What you have to do ▸ Lines with "left" in the entries below: count them and reply with the number alone.

Provided data START

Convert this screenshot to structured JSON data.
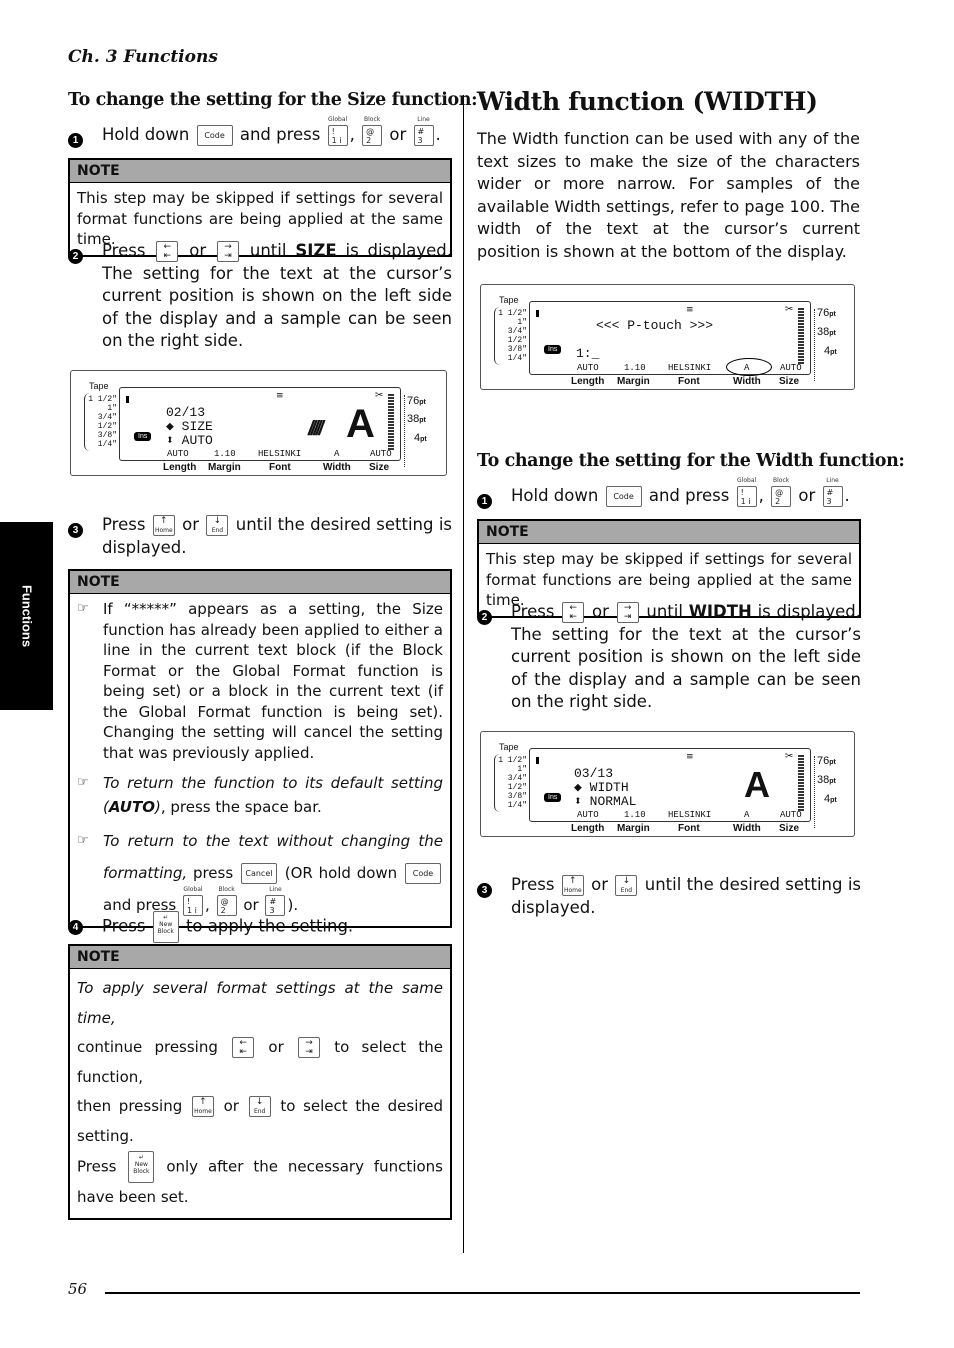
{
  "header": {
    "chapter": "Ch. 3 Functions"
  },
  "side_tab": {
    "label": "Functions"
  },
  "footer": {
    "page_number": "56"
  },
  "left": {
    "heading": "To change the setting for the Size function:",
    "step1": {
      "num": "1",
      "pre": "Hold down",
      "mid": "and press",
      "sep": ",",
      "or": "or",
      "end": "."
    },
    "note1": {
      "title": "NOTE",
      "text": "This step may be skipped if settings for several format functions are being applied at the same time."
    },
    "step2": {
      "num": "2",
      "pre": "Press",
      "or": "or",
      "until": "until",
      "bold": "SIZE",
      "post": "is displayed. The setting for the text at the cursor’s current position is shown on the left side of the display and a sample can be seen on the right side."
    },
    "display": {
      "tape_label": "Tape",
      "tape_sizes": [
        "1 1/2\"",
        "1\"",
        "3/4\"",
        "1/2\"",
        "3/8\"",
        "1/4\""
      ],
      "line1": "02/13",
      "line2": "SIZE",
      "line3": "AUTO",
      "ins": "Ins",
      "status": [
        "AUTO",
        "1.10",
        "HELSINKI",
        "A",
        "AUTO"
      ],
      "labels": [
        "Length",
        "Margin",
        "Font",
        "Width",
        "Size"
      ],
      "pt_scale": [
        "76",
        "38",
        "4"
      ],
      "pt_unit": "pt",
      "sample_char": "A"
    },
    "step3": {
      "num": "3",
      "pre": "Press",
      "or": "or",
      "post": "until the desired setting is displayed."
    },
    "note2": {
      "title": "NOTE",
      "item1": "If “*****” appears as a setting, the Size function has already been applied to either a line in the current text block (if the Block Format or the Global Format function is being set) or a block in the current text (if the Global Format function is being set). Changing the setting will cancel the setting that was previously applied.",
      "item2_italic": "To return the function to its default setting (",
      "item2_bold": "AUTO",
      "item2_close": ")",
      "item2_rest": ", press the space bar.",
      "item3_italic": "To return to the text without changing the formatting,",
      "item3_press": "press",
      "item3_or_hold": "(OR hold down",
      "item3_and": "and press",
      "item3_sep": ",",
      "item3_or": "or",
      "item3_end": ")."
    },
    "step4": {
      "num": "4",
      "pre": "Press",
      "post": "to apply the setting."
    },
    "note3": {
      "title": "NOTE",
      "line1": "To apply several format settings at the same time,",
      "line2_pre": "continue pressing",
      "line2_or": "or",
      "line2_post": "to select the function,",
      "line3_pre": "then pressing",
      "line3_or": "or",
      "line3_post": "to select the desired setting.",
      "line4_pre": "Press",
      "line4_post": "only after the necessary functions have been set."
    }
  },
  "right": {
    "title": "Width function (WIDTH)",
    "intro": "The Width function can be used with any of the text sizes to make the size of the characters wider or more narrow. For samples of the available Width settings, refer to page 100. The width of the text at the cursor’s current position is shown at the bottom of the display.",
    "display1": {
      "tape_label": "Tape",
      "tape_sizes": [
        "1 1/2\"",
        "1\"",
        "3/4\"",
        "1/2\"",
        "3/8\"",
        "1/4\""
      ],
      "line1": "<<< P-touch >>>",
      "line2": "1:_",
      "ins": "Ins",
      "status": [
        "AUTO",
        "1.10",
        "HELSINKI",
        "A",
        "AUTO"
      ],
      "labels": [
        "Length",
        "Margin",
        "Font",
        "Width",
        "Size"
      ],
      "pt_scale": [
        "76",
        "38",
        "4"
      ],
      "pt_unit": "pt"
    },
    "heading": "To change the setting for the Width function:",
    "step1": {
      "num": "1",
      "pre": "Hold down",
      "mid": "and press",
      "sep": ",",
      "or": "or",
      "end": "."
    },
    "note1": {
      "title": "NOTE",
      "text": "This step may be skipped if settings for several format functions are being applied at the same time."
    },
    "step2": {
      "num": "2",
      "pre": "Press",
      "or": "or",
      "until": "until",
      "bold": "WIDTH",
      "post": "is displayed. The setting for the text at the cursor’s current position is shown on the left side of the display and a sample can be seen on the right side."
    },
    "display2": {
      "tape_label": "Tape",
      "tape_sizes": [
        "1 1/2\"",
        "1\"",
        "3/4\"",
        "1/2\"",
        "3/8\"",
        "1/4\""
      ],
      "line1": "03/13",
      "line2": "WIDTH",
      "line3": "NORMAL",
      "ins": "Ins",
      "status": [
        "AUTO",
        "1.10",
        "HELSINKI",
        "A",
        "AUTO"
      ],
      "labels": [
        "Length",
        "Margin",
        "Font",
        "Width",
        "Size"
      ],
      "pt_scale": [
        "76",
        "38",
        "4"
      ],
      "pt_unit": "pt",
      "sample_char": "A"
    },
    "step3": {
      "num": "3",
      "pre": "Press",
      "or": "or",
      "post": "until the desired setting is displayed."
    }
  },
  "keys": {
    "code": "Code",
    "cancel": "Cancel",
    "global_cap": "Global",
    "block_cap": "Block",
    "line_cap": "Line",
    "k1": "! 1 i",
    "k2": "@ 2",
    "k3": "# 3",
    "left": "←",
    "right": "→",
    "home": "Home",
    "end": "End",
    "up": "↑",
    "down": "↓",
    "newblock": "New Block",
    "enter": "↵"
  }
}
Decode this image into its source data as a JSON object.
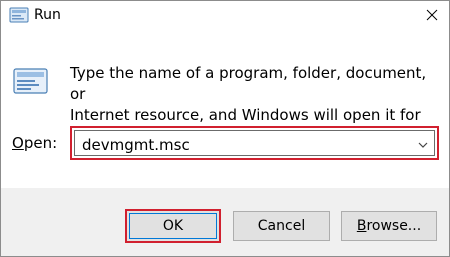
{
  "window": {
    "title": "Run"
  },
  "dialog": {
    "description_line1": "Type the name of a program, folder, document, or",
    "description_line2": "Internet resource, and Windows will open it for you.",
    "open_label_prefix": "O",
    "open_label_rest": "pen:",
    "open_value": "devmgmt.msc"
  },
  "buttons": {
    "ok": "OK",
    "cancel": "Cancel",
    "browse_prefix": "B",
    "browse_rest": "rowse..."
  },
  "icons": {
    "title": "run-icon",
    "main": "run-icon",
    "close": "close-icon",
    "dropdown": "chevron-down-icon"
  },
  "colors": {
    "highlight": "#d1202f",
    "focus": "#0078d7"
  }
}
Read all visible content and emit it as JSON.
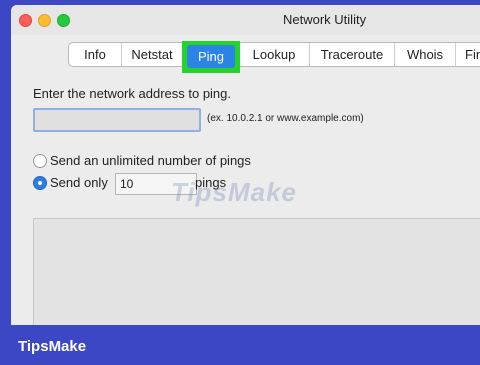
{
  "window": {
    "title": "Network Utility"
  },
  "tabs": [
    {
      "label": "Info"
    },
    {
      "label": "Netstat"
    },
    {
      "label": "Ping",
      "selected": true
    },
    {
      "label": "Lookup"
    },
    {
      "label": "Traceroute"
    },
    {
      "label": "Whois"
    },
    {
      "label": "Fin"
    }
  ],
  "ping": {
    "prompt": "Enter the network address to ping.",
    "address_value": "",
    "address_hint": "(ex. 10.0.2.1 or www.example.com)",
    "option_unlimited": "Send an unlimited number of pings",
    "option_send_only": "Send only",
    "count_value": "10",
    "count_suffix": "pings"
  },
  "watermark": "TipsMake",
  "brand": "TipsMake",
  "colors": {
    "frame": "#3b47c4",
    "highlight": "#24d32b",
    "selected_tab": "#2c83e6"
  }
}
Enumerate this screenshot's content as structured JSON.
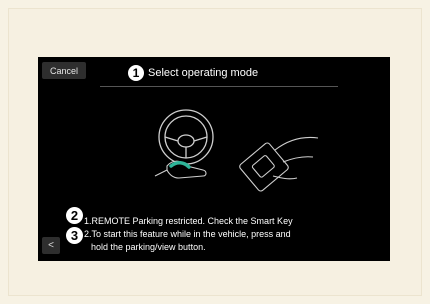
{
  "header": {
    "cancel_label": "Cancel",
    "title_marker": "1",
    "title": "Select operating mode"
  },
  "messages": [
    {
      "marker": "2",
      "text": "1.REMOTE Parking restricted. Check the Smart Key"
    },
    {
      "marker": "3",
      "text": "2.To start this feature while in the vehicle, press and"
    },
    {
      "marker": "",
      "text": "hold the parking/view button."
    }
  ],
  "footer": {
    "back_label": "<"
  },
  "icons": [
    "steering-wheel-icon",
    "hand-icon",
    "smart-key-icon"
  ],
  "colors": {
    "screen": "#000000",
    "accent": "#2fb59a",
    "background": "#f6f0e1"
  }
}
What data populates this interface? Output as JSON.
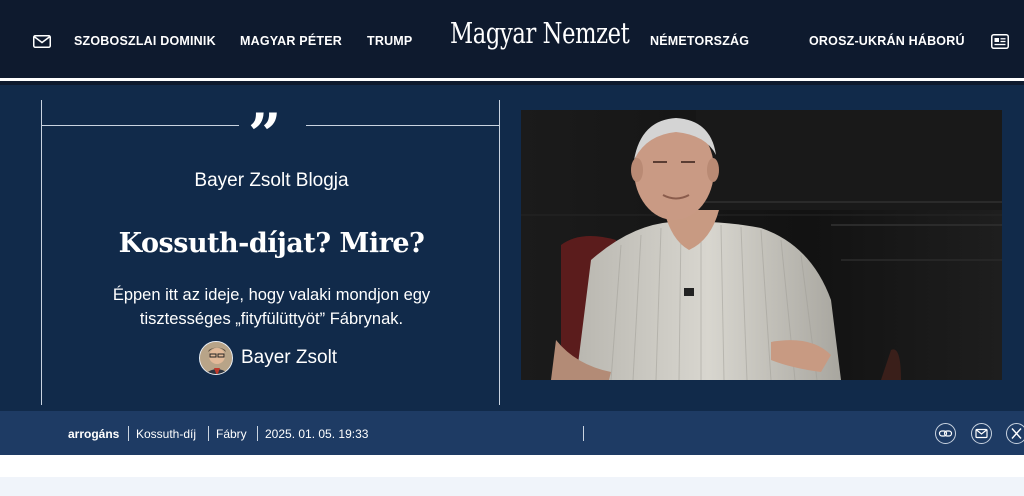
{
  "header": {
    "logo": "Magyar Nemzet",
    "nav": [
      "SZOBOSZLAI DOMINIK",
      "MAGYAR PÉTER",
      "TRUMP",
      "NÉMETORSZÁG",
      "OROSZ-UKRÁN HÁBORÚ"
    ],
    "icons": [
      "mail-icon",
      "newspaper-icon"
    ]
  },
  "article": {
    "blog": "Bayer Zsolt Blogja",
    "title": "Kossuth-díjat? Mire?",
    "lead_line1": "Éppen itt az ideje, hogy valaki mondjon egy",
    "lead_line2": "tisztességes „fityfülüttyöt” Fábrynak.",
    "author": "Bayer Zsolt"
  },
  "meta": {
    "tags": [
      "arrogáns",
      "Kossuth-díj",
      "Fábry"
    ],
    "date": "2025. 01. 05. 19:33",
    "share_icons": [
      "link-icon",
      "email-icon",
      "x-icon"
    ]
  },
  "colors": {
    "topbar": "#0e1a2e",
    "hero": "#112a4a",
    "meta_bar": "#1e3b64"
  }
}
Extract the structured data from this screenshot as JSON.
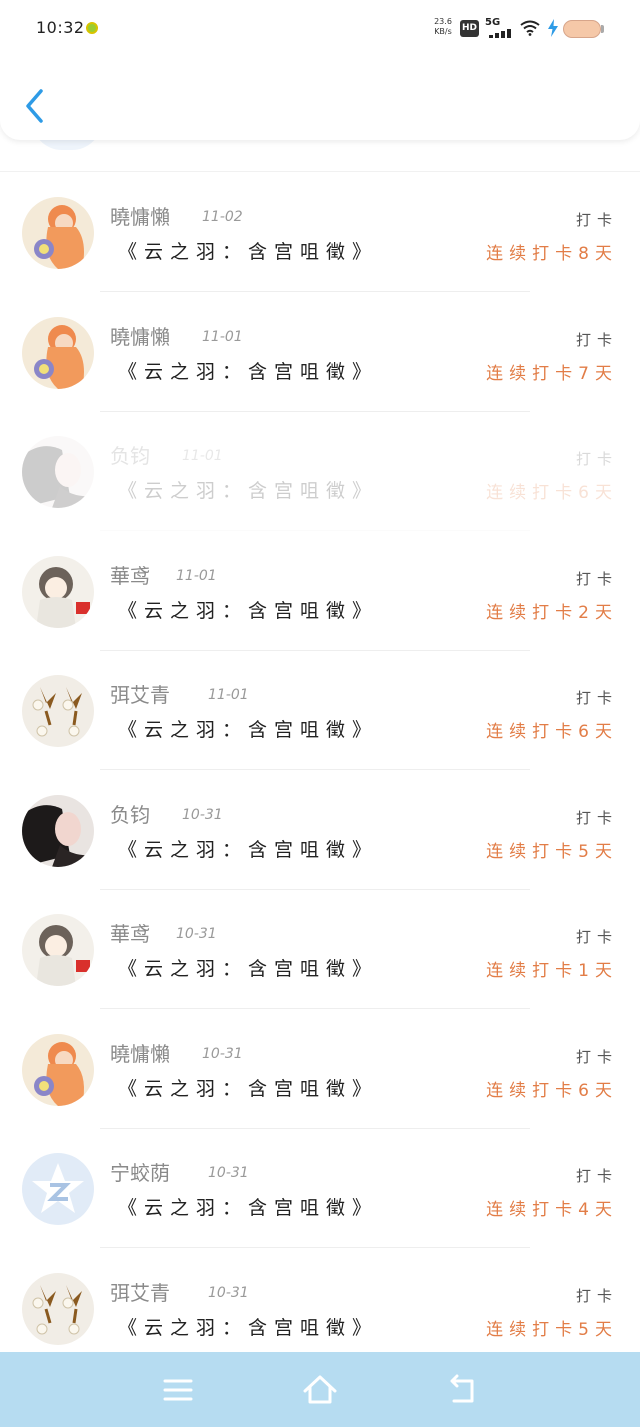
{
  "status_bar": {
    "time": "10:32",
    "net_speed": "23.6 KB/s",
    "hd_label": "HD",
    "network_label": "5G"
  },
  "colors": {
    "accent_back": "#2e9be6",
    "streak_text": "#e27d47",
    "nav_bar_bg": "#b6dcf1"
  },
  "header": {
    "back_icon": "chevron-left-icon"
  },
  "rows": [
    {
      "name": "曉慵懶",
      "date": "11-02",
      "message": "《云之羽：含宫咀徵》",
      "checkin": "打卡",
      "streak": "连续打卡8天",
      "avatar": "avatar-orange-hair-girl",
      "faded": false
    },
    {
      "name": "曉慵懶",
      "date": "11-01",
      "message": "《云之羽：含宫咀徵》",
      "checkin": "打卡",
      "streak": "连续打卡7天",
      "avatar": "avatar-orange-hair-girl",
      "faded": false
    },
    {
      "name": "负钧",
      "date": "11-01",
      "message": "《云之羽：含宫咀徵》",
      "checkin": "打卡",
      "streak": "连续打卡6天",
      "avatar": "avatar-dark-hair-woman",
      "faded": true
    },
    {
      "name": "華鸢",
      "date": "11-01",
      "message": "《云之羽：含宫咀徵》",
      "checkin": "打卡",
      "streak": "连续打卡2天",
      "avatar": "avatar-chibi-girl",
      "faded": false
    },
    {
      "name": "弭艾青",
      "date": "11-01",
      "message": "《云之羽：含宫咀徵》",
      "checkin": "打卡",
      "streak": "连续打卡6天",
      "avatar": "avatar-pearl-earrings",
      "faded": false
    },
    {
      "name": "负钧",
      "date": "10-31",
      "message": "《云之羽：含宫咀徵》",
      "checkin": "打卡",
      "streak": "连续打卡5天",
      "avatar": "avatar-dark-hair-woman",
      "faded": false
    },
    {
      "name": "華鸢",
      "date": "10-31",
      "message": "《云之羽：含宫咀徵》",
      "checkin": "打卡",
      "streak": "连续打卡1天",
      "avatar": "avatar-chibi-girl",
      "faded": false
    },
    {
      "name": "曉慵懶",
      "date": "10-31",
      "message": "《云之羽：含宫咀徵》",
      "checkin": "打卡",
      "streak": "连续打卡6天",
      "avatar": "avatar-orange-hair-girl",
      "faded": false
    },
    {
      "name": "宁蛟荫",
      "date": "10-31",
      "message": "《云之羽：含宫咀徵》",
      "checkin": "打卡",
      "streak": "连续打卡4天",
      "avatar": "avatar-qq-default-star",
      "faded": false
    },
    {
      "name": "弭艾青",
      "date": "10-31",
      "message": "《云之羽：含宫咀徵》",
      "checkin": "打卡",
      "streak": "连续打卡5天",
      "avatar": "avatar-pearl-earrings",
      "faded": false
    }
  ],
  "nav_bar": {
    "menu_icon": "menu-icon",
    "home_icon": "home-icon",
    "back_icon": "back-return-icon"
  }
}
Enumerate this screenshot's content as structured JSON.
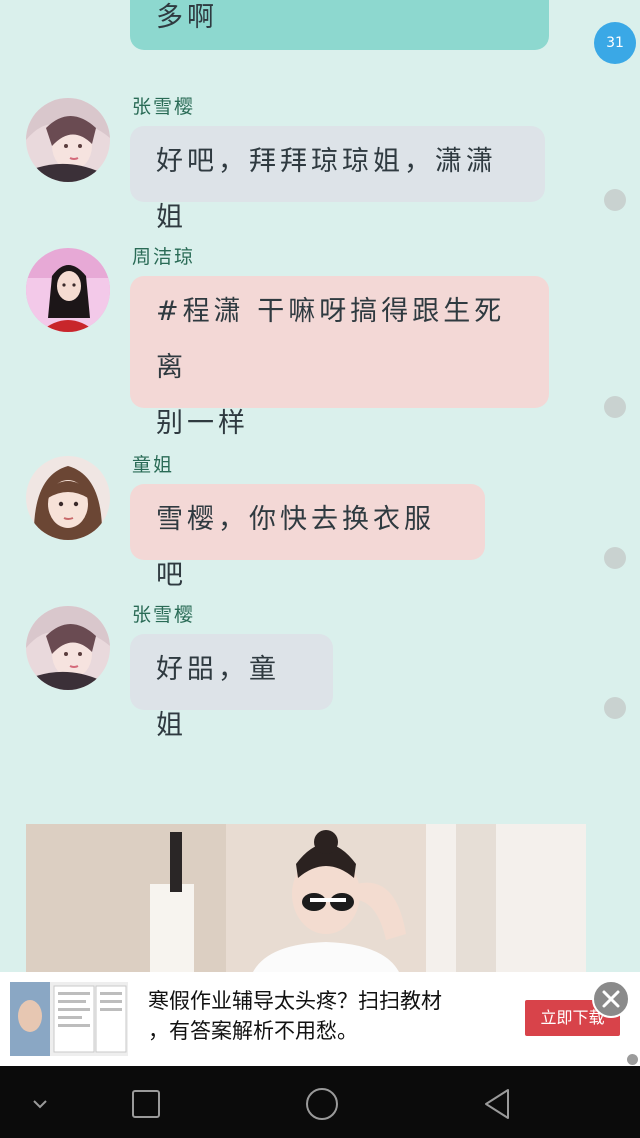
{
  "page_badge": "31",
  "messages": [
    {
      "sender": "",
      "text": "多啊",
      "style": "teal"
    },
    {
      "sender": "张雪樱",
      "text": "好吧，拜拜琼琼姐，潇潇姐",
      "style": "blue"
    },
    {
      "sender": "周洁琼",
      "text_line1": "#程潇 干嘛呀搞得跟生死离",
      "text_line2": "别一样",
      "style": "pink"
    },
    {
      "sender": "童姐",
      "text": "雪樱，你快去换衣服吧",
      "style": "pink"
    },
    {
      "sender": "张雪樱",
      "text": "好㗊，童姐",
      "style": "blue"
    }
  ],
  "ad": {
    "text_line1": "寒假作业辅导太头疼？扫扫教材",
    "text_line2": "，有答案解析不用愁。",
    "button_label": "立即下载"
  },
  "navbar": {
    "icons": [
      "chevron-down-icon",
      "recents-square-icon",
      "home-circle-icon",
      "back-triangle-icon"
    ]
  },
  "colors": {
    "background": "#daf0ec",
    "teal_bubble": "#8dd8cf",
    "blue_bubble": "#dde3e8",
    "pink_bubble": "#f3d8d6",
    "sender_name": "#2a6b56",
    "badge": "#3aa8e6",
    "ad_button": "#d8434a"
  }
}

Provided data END

Completed task ▸ 5